§ Work to be completed: Show, from the records below, all lines that contain the word "date".

§ Data under study:
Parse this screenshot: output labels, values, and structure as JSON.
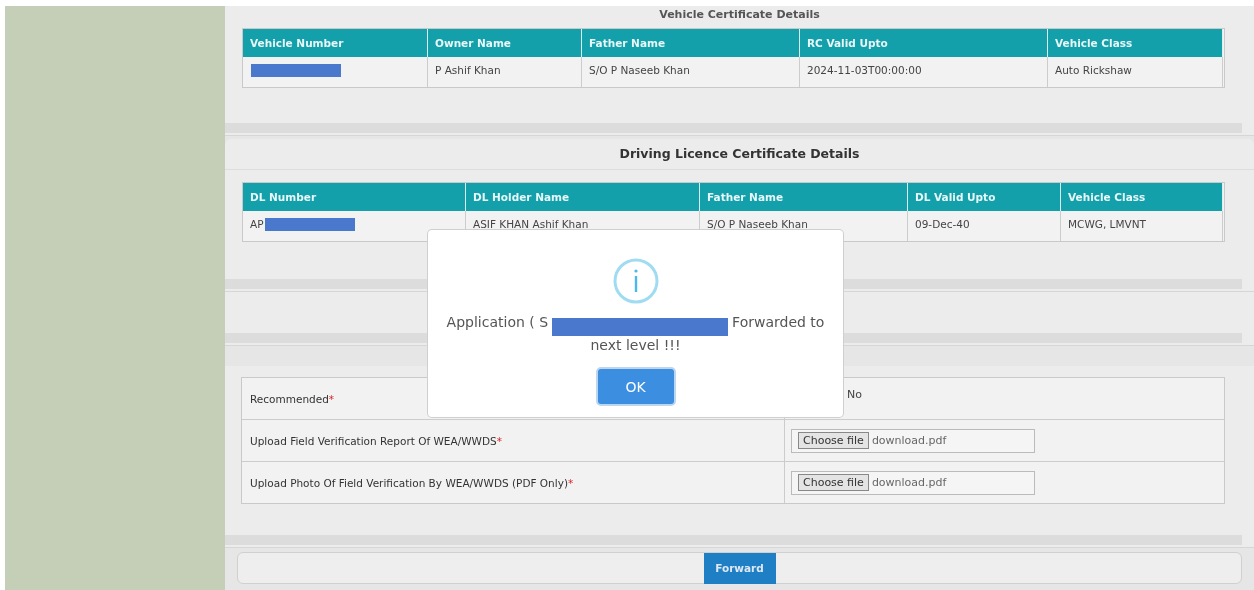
{
  "vehicle_section": {
    "title": "Vehicle Certificate Details",
    "columns": [
      "Vehicle Number",
      "Owner Name",
      "Father Name",
      "RC Valid Upto",
      "Vehicle Class"
    ],
    "rows": [
      {
        "cells": [
          "",
          "P Ashif Khan",
          "S/O P Naseeb Khan",
          "2024-11-03T00:00:00",
          "Auto Rickshaw"
        ],
        "redacted": true
      }
    ]
  },
  "dl_section": {
    "title": "Driving Licence Certificate Details",
    "columns": [
      "DL Number",
      "DL Holder Name",
      "Father Name",
      "DL Valid Upto",
      "Vehicle Class"
    ],
    "rows": [
      {
        "cells": [
          "AP",
          "ASIF KHAN Ashif Khan",
          "S/O P Naseeb Khan",
          "09-Dec-40",
          "MCWG, LMVNT"
        ],
        "redacted": true
      }
    ]
  },
  "form": {
    "rows": [
      {
        "kind": "radio",
        "label": "Recommended",
        "mark": "*",
        "option": "No"
      },
      {
        "kind": "file",
        "label": "Upload Field Verification Report Of WEA/WWDS",
        "mark": "*",
        "button": "Choose file",
        "file": "download.pdf"
      },
      {
        "kind": "file",
        "label": "Upload Photo Of Field Verification By WEA/WWDS (PDF Only)",
        "mark": "*",
        "button": "Choose file",
        "file": "download.pdf"
      }
    ]
  },
  "footer": {
    "button": "Forward"
  },
  "dialog": {
    "before": "Application ( S",
    "after": "Forwarded to next level !!!",
    "button": "OK"
  }
}
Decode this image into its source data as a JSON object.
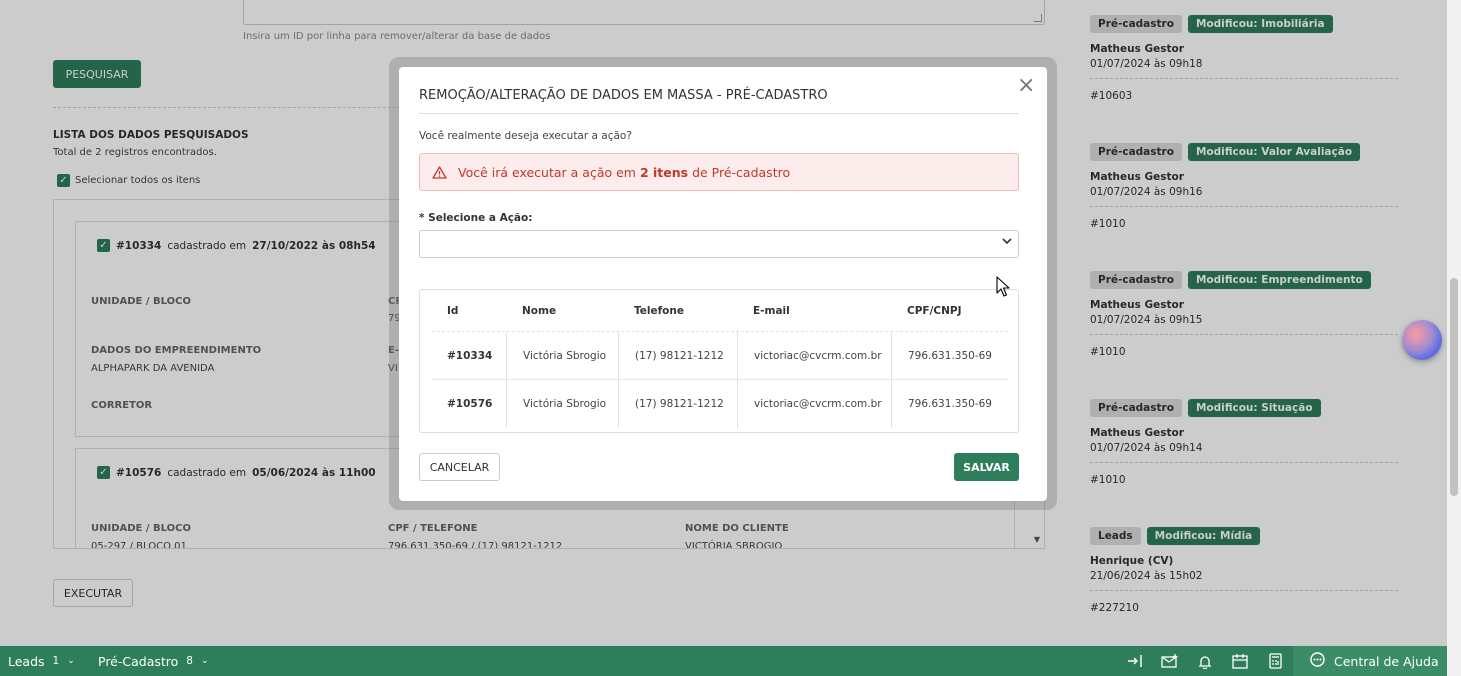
{
  "background": {
    "hint": "Insira um ID por linha para remover/alterar da base de dados",
    "search_button": "PESQUISAR",
    "list_title": "LISTA DOS DADOS PESQUISADOS",
    "list_count": "Total de 2 registros encontrados.",
    "select_all": "Selecionar todos os itens",
    "cards": [
      {
        "id": "#10334",
        "registered_text": "cadastrado em",
        "date": "27/10/2022 às 08h54",
        "label_unit": "UNIDADE / BLOCO",
        "label_cpf_partial": "CP",
        "value_cpf_partial": "79",
        "label_development": "DADOS DO EMPREENDIMENTO",
        "value_development": "ALPHAPARK DA AVENIDA",
        "label_email_partial": "E-",
        "value_email_partial": "VI",
        "label_broker": "CORRETOR"
      },
      {
        "id": "#10576",
        "registered_text": "cadastrado em",
        "date": "05/06/2024 às 11h00",
        "label_unit": "UNIDADE / BLOCO",
        "value_unit": "05-297 / BLOCO 01",
        "label_cpf_phone": "CPF / TELEFONE",
        "value_cpf_phone": "796.631.350-69 / (17) 98121-1212",
        "label_client": "NOME DO CLIENTE",
        "value_client": "VICTÓRIA SBROGIO"
      }
    ],
    "execute_button": "EXECUTAR"
  },
  "activity": [
    {
      "type": "Pré-cadastro",
      "change": "Modificou: Imobiliária",
      "user": "Matheus Gestor",
      "date": "01/07/2024 às 09h18",
      "id": "#10603"
    },
    {
      "type": "Pré-cadastro",
      "change": "Modificou: Valor Avaliação",
      "user": "Matheus Gestor",
      "date": "01/07/2024 às 09h16",
      "id": "#1010"
    },
    {
      "type": "Pré-cadastro",
      "change": "Modificou: Empreendimento",
      "user": "Matheus Gestor",
      "date": "01/07/2024 às 09h15",
      "id": "#1010"
    },
    {
      "type": "Pré-cadastro",
      "change": "Modificou: Situação",
      "user": "Matheus Gestor",
      "date": "01/07/2024 às 09h14",
      "id": "#1010"
    },
    {
      "type": "Leads",
      "change": "Modificou: Mídia",
      "user": "Henrique (CV)",
      "date": "21/06/2024 às 15h02",
      "id": "#227210"
    }
  ],
  "bottom_bar": {
    "leads_label": "Leads",
    "leads_count": "1",
    "precadastro_label": "Pré-Cadastro",
    "precadastro_count": "8",
    "help_label": "Central de Ajuda"
  },
  "modal": {
    "title": "REMOÇÃO/ALTERAÇÃO DE DADOS EM MASSA - PRÉ-CADASTRO",
    "question": "Você realmente deseja executar a ação?",
    "alert_prefix": "Você irá executar a ação em",
    "alert_count": "2 itens",
    "alert_suffix": "de Pré-cadastro",
    "action_label": "* Selecione a Ação:",
    "action_value": "",
    "table": {
      "headers": [
        "Id",
        "Nome",
        "Telefone",
        "E-mail",
        "CPF/CNPJ"
      ],
      "rows": [
        [
          "#10334",
          "Victória Sbrogio",
          "(17) 98121-1212",
          "victoriac@cvcrm.com.br",
          "796.631.350-69"
        ],
        [
          "#10576",
          "Victória Sbrogio",
          "(17) 98121-1212",
          "victoriac@cvcrm.com.br",
          "796.631.350-69"
        ]
      ]
    },
    "cancel_button": "CANCELAR",
    "save_button": "SALVAR"
  },
  "colors": {
    "primary_green": "#2e7d5b",
    "alert_red": "#c0392b",
    "alert_bg": "#fdecec"
  }
}
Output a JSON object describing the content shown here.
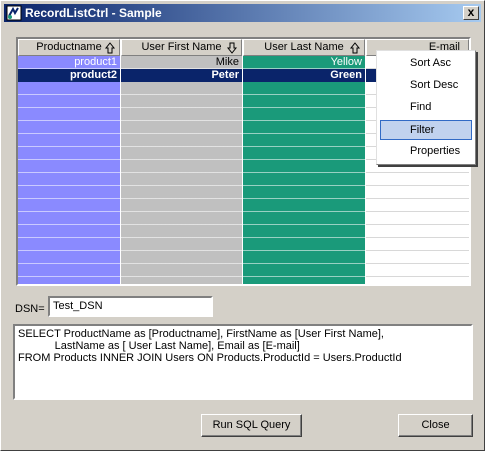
{
  "window": {
    "title": "RecordListCtrl - Sample",
    "close_glyph": "x"
  },
  "grid": {
    "columns": [
      {
        "label": "Productname",
        "icon": "sort-up-icon"
      },
      {
        "label": "User First Name",
        "icon": "sort-down-icon"
      },
      {
        "label": "User Last Name",
        "icon": "sort-up-icon"
      },
      {
        "label": "E-mail",
        "icon": ""
      }
    ],
    "rows": [
      {
        "productname": "product1",
        "first_name": "Mike",
        "last_name": "Yellow",
        "email": ""
      },
      {
        "productname": "product2",
        "first_name": "Peter",
        "last_name": "Green",
        "email": ""
      }
    ],
    "selected_row": 1,
    "colors": {
      "col1": "#8a8aff",
      "col2": "#c0c0c0",
      "col3": "#1a9a7a",
      "selection": "#0a246a"
    }
  },
  "context_menu": {
    "items": [
      "Sort Asc",
      "Sort Desc",
      "Find",
      "Filter",
      "Properties"
    ],
    "highlighted": "Filter"
  },
  "dsn": {
    "label": "DSN=",
    "value": "Test_DSN"
  },
  "sql": {
    "lines": [
      "SELECT ProductName as [Productname], FirstName as [User First Name],",
      "            LastName as [ User Last Name], Email as [E-mail]",
      "FROM Products INNER JOIN Users ON Products.ProductId = Users.ProductId"
    ]
  },
  "buttons": {
    "run_sql": "Run SQL Query",
    "close": "Close"
  }
}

§ Output:
        "date": "27/10/2022 às 08h54",
        "date": "05/06/2024 às 11h00",
      "date": "01/07/2024 às 09h18",
      "date": "01/07/2024 às 09h16",
      "date": "01/07/2024 às 09h15",
      "date": "01/07/2024 às 09h14",
      "date": "21/06/2024 às 15h02",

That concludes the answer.